When you’re watching wrestling on TV and you get hooked on it and end up becoming a regular viewer, you end up taking so much of it for granted. WWE have such an amazing set-up that your brain ends up not thinking about the sheer amount of effort it takes simply to wheel all the cable out for the pyro at the start of the show. The dieting, exercise, styling, training, memorization, travel, and everything else become invisible but is essential labor on the part of the wrestlers, and between all of that and the simple booking of a venue, not to mention advertising and hoping someone shows up or buys a shirt … it really dawns on you how amazing it is that wrestling events even occur at all, never mind good wrestling.
So I feel that focusing on those moments helps make these efforts visible.
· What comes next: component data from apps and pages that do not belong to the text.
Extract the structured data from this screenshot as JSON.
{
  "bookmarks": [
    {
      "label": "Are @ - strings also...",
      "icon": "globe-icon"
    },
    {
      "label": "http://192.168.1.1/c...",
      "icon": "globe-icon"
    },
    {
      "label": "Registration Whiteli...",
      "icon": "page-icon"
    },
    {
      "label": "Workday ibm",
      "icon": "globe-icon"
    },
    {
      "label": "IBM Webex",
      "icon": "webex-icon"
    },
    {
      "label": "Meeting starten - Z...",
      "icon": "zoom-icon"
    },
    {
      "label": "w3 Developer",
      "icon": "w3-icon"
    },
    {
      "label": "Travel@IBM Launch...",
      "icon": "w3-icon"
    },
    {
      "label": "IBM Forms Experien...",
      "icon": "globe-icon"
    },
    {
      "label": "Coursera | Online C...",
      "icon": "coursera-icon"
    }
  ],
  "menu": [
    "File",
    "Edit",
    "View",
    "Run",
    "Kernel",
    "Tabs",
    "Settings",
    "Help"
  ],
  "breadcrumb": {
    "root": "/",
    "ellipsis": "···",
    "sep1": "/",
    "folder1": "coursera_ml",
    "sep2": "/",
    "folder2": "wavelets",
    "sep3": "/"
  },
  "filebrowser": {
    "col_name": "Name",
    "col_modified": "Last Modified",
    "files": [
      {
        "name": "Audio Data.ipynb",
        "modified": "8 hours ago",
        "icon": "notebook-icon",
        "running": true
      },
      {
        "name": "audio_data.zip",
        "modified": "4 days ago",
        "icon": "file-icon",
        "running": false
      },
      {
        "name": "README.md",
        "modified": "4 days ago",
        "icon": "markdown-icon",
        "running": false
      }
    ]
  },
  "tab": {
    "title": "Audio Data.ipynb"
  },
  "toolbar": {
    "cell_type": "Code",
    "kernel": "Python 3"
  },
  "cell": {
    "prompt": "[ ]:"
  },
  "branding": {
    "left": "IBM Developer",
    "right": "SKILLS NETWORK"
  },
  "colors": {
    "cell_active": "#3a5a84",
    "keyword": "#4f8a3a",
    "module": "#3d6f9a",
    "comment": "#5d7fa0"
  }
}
To make you truly appreciate how wonderfully entertaining wrestling can be when all the pieces fit, you can watch two wrestlers completely blank on the next spot or forget the name of the place they’re at right now and have it dawn on you that every great match is a spinning plate away from becoming Wrestlecrap.
Why Botchamania When So Many Alternatives Exist?
Colette’s too busy figuring out which streaming services have Citizen Cohn on to possible add “alright, we understand Botchamania has been going on for a while and you used to be relevant but now everyone mocks wrestling, and there’s like a dozen botch accounts on Twitter for AEW, so don’t you feel like the last VHS in Oxfam?”
That’s a good point Colette. I feel the recent trend in weaponizing botches to show how bad a wrestler or company is a fascinatingly bizarre way of looking at a regular occurrence in wrestling. So I stay to help fill the gap for people who are quite happy to point and laugh with the wrestlers and not take them too seriously, because once you’ve seen Bret Hart botch you should realise that none of these mistakes mean anything.
And I’d rather have ten people watching my videos than have a thousand that think anyone’s better than Bret.
So if you’re one of those ten: hope you’re still having fun watching them, still enjoying wrestling and still have a favourite Simpsons episode.
Thanks for reading and long live Fanfyte.